━━━━━ Dataset excerpts ━━━━━
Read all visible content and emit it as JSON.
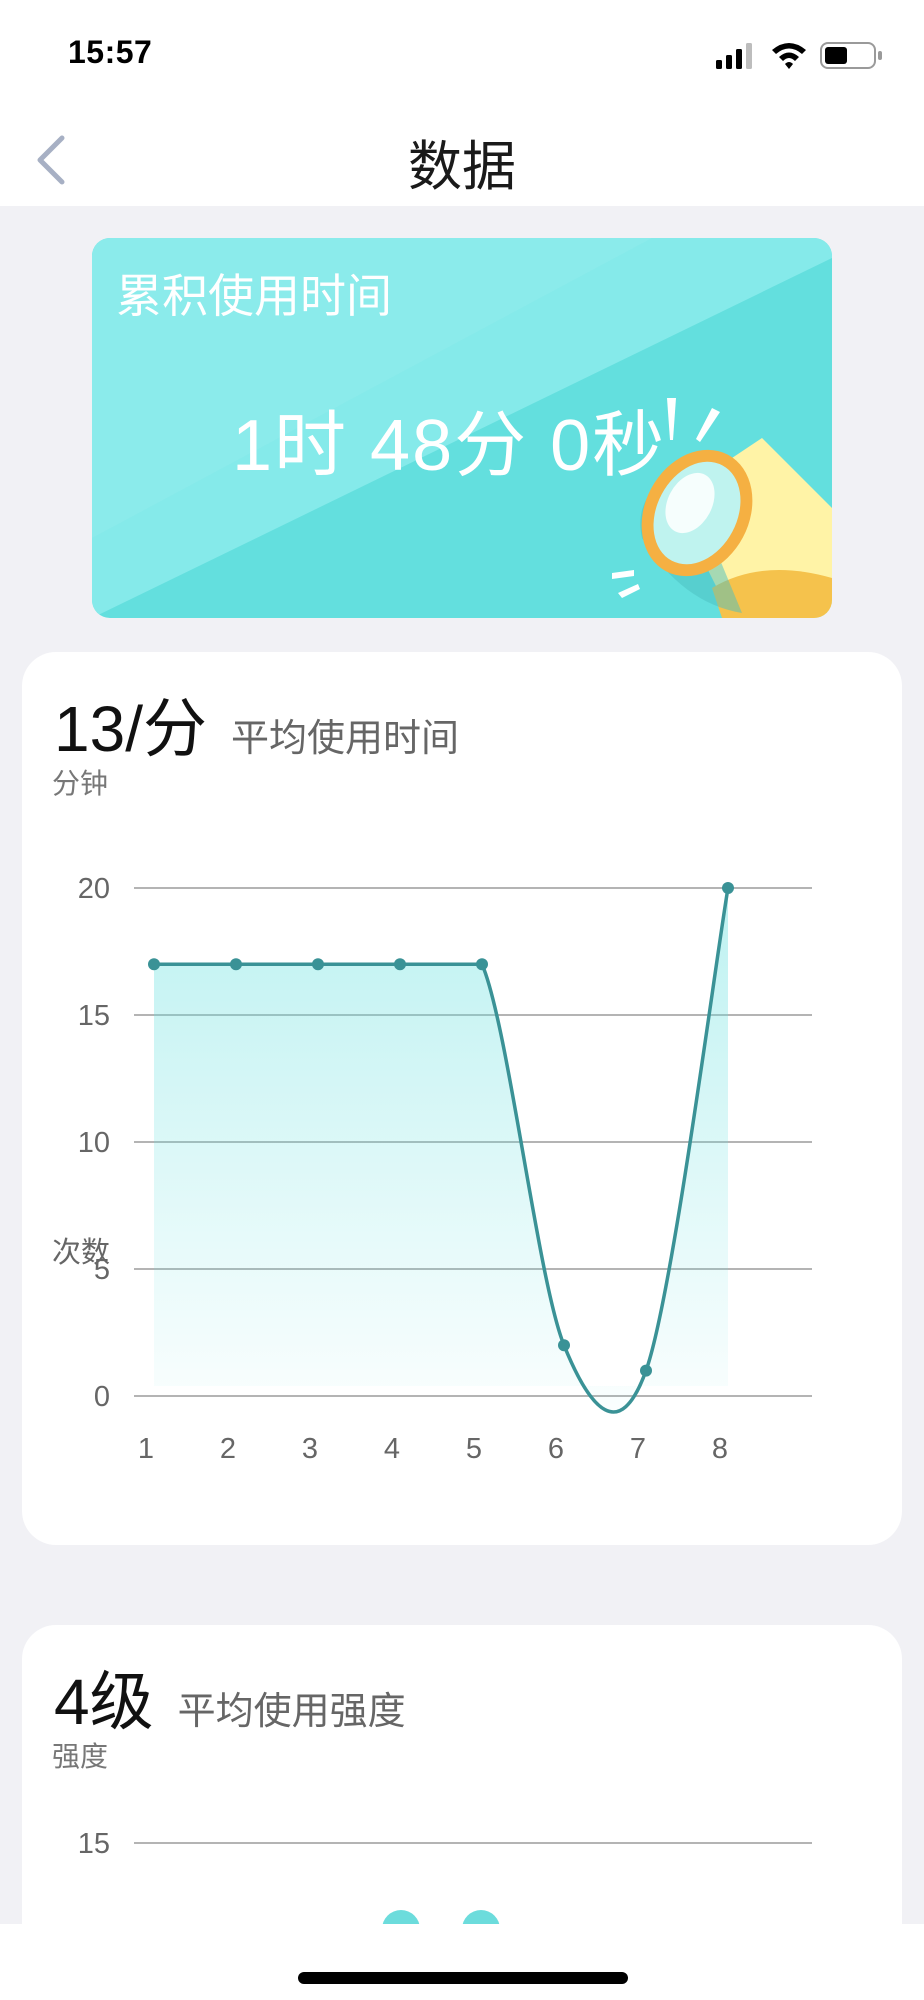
{
  "status_bar": {
    "time": "15:57",
    "icons": [
      "signal-icon",
      "wifi-icon",
      "battery-icon"
    ]
  },
  "nav": {
    "title": "数据",
    "back_icon": "chevron-left-icon"
  },
  "banner": {
    "label": "累积使用时间",
    "value": "1时 48分 0秒",
    "illustration": "megaphone-icon",
    "color": "#63dfde"
  },
  "duration_card": {
    "value": "13/分",
    "caption": "平均使用时间",
    "y_unit": "分钟",
    "x_unit": "次数"
  },
  "intensity_card": {
    "value": "4级",
    "caption": "平均使用强度",
    "y_unit": "强度"
  },
  "colors": {
    "accent": "#3a9296",
    "banner": "#63dfde",
    "background": "#f1f1f5"
  },
  "chart_data": [
    {
      "type": "area",
      "x": [
        "1",
        "2",
        "3",
        "4",
        "5",
        "6",
        "7",
        "8"
      ],
      "values": [
        17,
        17,
        17,
        17,
        17,
        2,
        1,
        20
      ],
      "yticks": [
        "20",
        "15",
        "10",
        "5",
        "0"
      ],
      "ylabel": "分钟",
      "xlabel": "次数",
      "ylim": [
        0,
        20
      ],
      "grid": true,
      "line_color": "#3a9296",
      "fill_color": "#63dfde"
    },
    {
      "type": "line",
      "yticks": [
        "15"
      ],
      "ylabel": "强度",
      "grid": true,
      "marker_color": "#6cdcdc"
    }
  ]
}
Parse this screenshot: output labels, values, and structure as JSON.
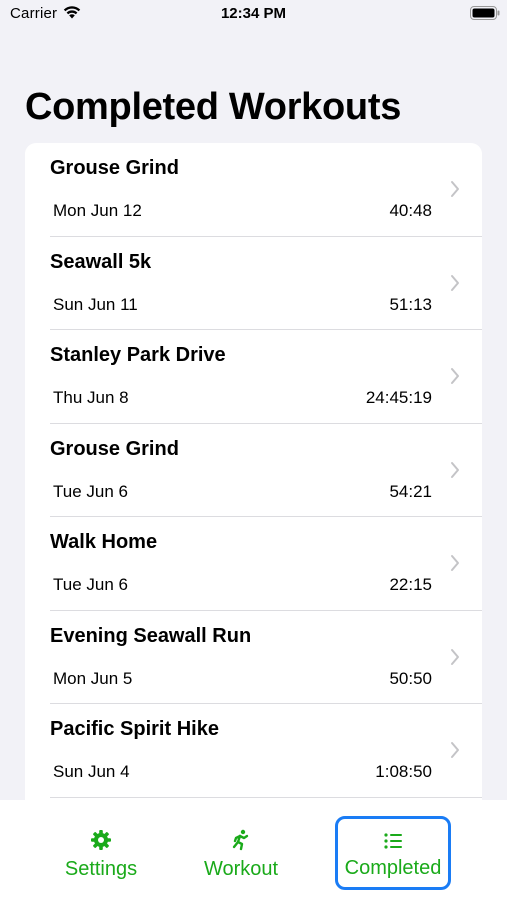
{
  "status_bar": {
    "carrier": "Carrier",
    "time": "12:34 PM",
    "wifi_icon": "wifi-icon",
    "battery_icon": "battery-icon"
  },
  "page": {
    "title": "Completed Workouts"
  },
  "workouts": [
    {
      "title": "Grouse Grind",
      "date": "Mon Jun 12",
      "duration": "40:48"
    },
    {
      "title": "Seawall 5k",
      "date": "Sun Jun 11",
      "duration": "51:13"
    },
    {
      "title": "Stanley Park Drive",
      "date": "Thu Jun 8",
      "duration": "24:45:19"
    },
    {
      "title": "Grouse Grind",
      "date": "Tue Jun 6",
      "duration": "54:21"
    },
    {
      "title": "Walk Home",
      "date": "Tue Jun 6",
      "duration": "22:15"
    },
    {
      "title": "Evening Seawall Run",
      "date": "Mon Jun 5",
      "duration": "50:50"
    },
    {
      "title": "Pacific Spirit Hike",
      "date": "Sun Jun 4",
      "duration": "1:08:50"
    }
  ],
  "tab_bar": {
    "tabs": [
      {
        "label": "Settings",
        "icon": "gear-icon"
      },
      {
        "label": "Workout",
        "icon": "running-figure-icon"
      },
      {
        "label": "Completed",
        "icon": "list-icon",
        "selected": true
      }
    ],
    "accent_color": "#1aaa1a",
    "selected_outline_color": "#1a7cf5"
  }
}
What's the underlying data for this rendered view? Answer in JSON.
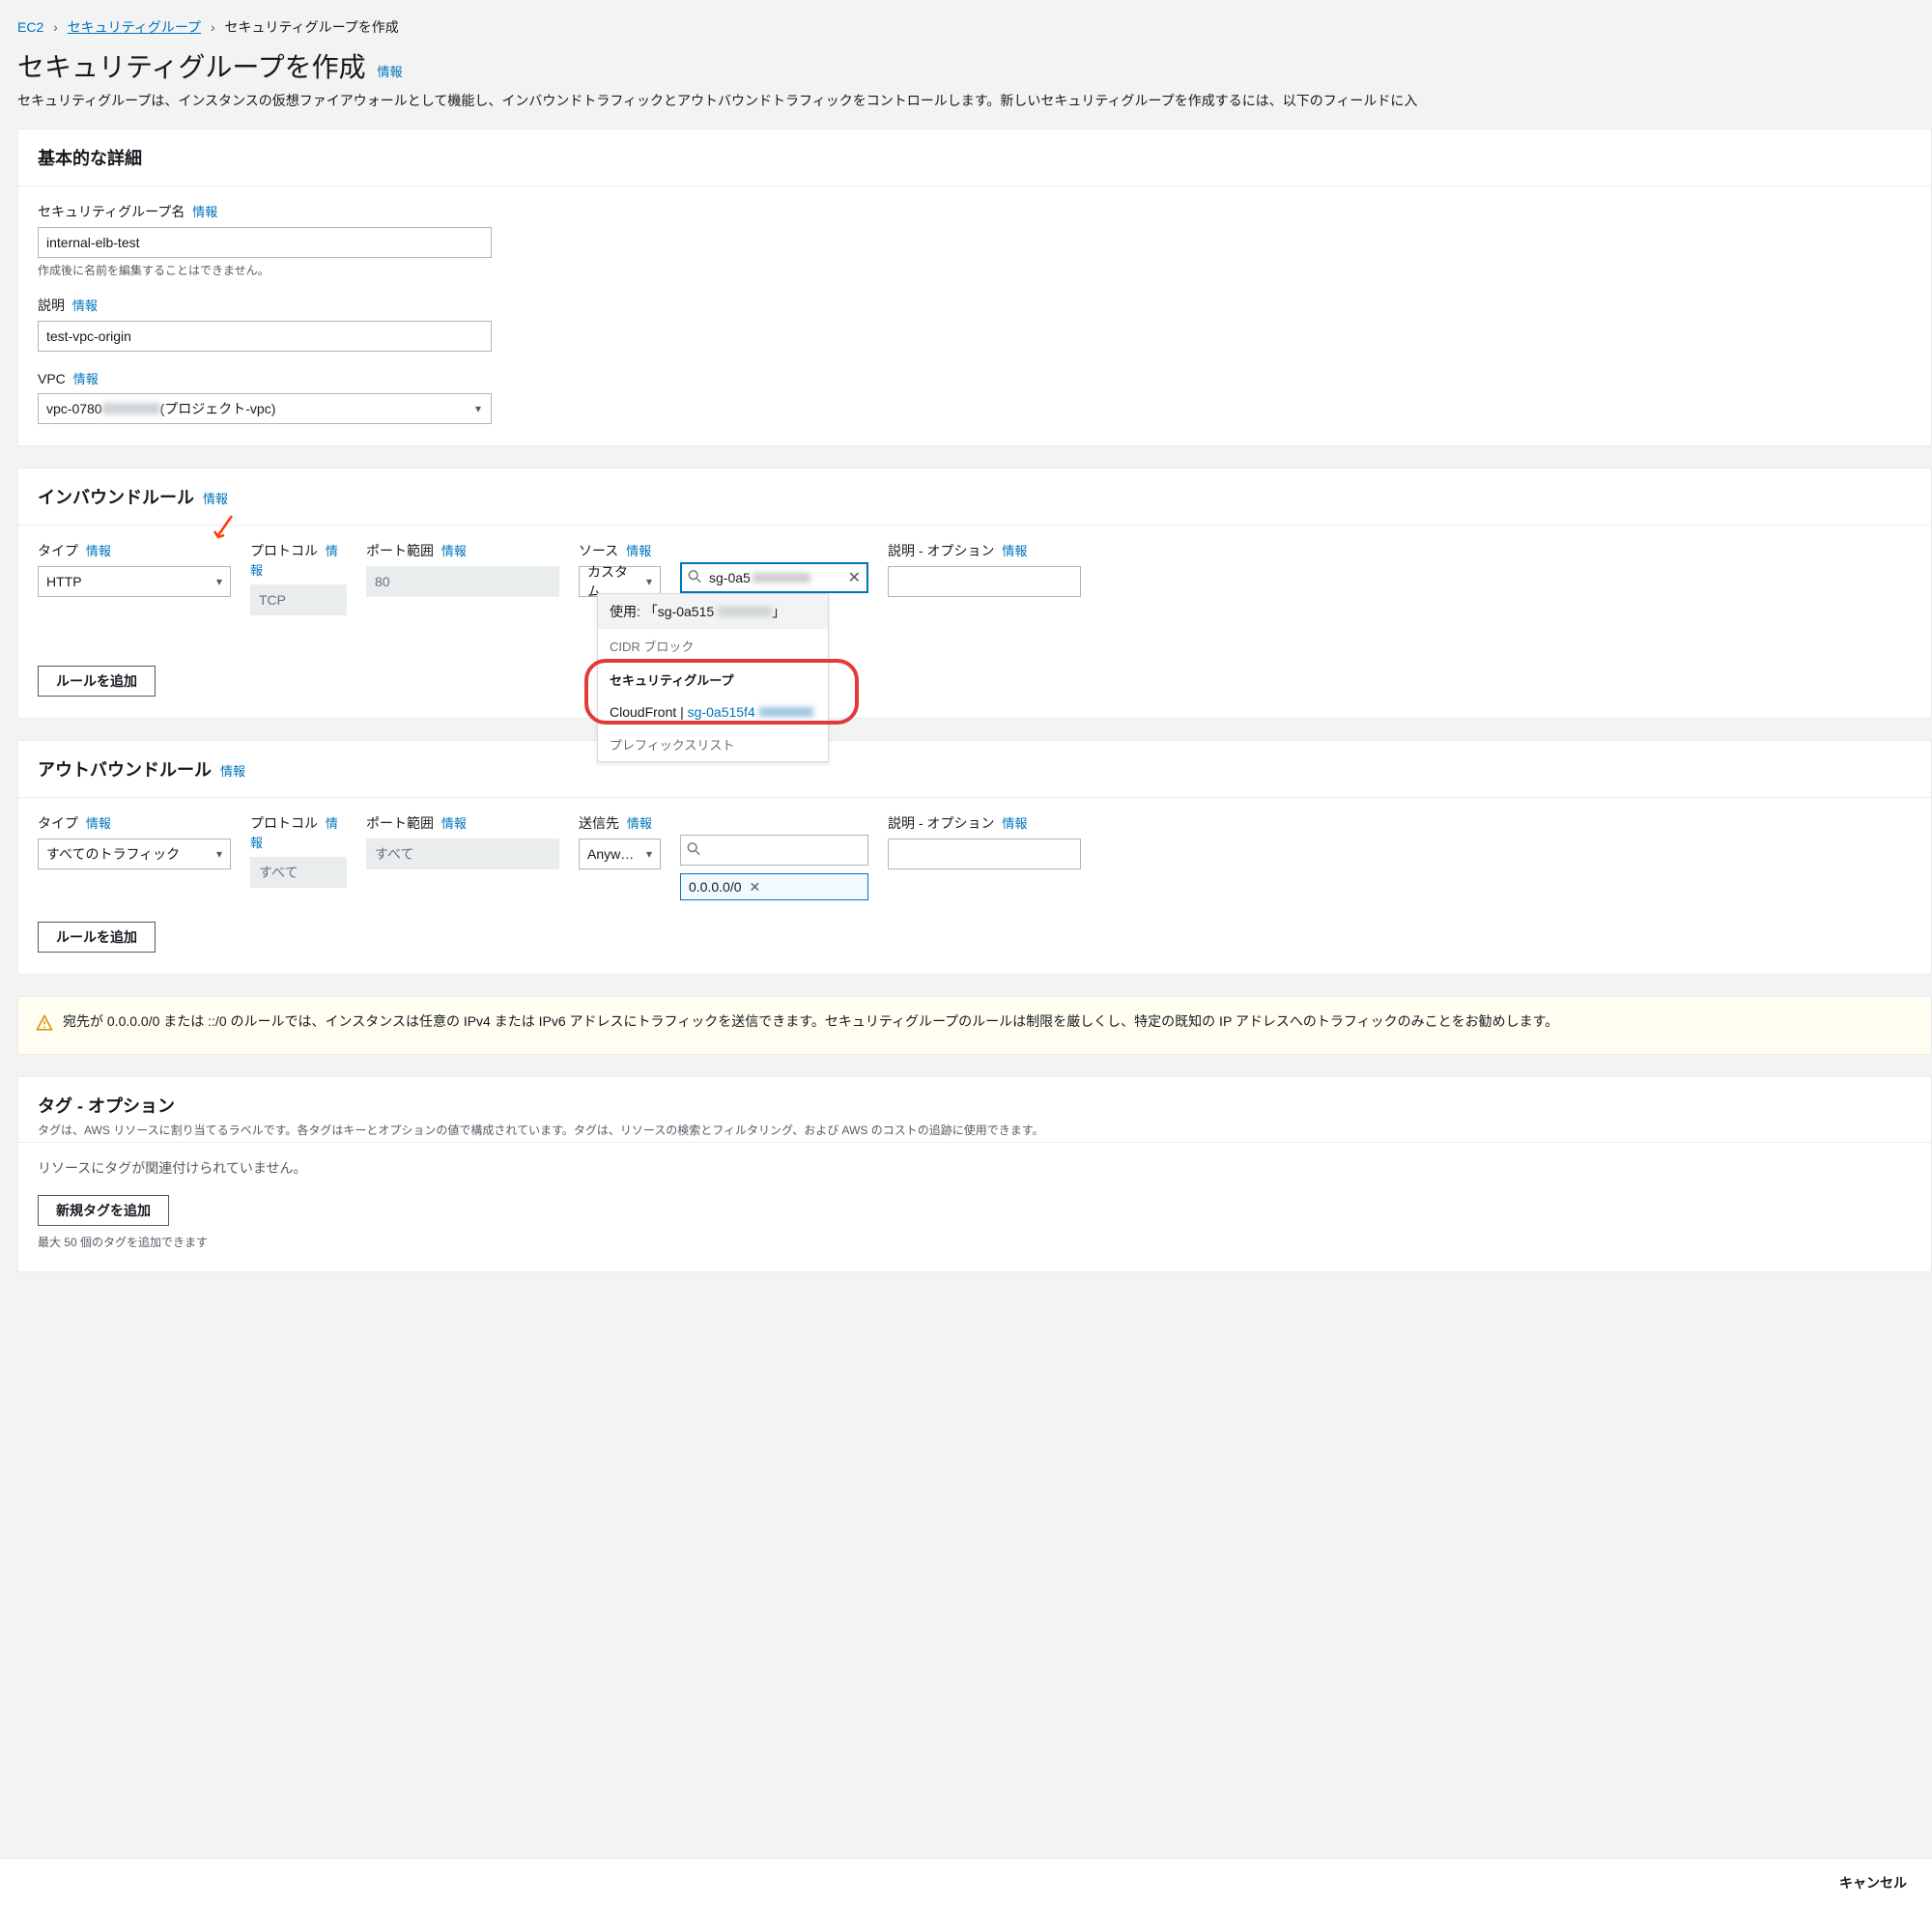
{
  "breadcrumb": {
    "ec2": "EC2",
    "sg": "セキュリティグループ",
    "current": "セキュリティグループを作成"
  },
  "page": {
    "title": "セキュリティグループを作成",
    "info": "情報",
    "description": "セキュリティグループは、インスタンスの仮想ファイアウォールとして機能し、インバウンドトラフィックとアウトバウンドトラフィックをコントロールします。新しいセキュリティグループを作成するには、以下のフィールドに入"
  },
  "basic": {
    "header": "基本的な詳細",
    "name_label": "セキュリティグループ名",
    "name_value": "internal-elb-test",
    "name_help": "作成後に名前を編集することはできません。",
    "desc_label": "説明",
    "desc_value": "test-vpc-origin",
    "vpc_label": "VPC",
    "vpc_prefix": "vpc-0780",
    "vpc_suffix": " (プロジェクト-vpc)"
  },
  "inbound": {
    "header": "インバウンドルール",
    "type_label": "タイプ",
    "protocol_label": "プロトコル",
    "port_label": "ポート範囲",
    "source_label": "ソース",
    "desc_label": "説明 - オプション",
    "type_value": "HTTP",
    "protocol_value": "TCP",
    "port_value": "80",
    "source_value": "カスタム",
    "search_prefix": "sg-0a5",
    "add_rule": "ルールを追加",
    "dd_used": "使用: 「sg-0a515",
    "dd_cidr": "CIDR ブロック",
    "dd_sg": "セキュリティグループ",
    "dd_cf": "CloudFront | ",
    "dd_sgid": "sg-0a515f4",
    "dd_prefix": "プレフィックスリスト"
  },
  "outbound": {
    "header": "アウトバウンドルール",
    "type_label": "タイプ",
    "protocol_label": "プロトコル",
    "port_label": "ポート範囲",
    "dest_label": "送信先",
    "desc_label": "説明 - オプション",
    "type_value": "すべてのトラフィック",
    "protocol_value": "すべて",
    "port_value": "すべて",
    "dest_value": "Anywhere-...",
    "cidr_chip": "0.0.0.0/0",
    "add_rule": "ルールを追加"
  },
  "warning": {
    "text": "宛先が 0.0.0.0/0 または ::/0 のルールでは、インスタンスは任意の IPv4 または IPv6 アドレスにトラフィックを送信できます。セキュリティグループのルールは制限を厳しくし、特定の既知の IP アドレスへのトラフィックのみことをお勧めします。"
  },
  "tags": {
    "header": "タグ - オプション",
    "subtitle": "タグは、AWS リソースに割り当てるラベルです。各タグはキーとオプションの値で構成されています。タグは、リソースの検索とフィルタリング、および AWS のコストの追跡に使用できます。",
    "none": "リソースにタグが関連付けられていません。",
    "add": "新規タグを追加",
    "limit": "最大 50 個のタグを追加できます"
  },
  "footer": {
    "cancel": "キャンセル"
  },
  "icons": {
    "search": "search-icon",
    "clear": "close-icon",
    "chevron": "chevron-right-icon",
    "warn": "warning-icon"
  }
}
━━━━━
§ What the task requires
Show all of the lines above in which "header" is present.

§ Task output
    "header": "基本的な詳細",
    "header": "インバウンドルール",
    "header": "アウトバウンドルール",
    "header": "タグ - オプション",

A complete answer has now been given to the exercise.